[Dataset records]
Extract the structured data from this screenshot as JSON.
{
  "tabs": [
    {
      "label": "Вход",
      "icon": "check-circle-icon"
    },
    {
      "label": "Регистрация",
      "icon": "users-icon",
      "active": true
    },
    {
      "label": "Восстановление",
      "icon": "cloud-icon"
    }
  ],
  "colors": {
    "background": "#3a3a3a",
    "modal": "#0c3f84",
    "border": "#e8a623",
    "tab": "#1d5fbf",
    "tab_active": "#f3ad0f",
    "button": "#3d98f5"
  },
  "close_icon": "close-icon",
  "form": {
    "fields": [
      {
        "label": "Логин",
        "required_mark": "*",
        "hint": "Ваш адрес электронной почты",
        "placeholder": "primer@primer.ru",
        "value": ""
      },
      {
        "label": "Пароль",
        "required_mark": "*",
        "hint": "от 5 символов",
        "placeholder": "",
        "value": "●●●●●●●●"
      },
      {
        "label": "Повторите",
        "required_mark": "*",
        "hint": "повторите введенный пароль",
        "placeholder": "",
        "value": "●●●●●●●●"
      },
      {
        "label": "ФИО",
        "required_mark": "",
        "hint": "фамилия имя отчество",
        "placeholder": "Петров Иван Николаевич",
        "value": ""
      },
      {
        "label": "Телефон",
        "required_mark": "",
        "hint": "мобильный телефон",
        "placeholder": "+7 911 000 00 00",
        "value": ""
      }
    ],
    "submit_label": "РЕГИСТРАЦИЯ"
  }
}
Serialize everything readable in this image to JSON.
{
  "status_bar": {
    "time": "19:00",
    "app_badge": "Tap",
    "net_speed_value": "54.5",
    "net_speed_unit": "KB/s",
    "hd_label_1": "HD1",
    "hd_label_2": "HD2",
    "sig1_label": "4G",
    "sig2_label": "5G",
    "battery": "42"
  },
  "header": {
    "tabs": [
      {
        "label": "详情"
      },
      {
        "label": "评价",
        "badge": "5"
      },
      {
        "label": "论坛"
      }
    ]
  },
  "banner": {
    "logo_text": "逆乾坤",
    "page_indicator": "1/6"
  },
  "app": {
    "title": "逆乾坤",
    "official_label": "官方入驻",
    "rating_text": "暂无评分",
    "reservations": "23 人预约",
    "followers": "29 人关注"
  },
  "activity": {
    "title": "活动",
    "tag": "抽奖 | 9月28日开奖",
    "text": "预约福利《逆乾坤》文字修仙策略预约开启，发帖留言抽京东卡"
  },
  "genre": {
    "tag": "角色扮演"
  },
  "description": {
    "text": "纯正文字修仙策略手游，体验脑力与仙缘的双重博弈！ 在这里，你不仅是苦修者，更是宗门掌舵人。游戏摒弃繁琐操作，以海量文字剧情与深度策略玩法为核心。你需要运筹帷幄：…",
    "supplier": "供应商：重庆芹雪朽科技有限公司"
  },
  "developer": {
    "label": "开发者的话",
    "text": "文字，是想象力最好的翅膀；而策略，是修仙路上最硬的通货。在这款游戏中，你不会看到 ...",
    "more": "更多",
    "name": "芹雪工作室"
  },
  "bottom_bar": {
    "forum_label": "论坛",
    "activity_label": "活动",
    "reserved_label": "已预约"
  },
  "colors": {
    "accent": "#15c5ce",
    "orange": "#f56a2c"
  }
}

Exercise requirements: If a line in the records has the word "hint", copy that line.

Solved problem:
        "hint": "Ваш адрес электронной почты",
        "hint": "от 5 символов",
        "hint": "повторите введенный пароль",
        "hint": "фамилия имя отчество",
        "hint": "мобильный телефон",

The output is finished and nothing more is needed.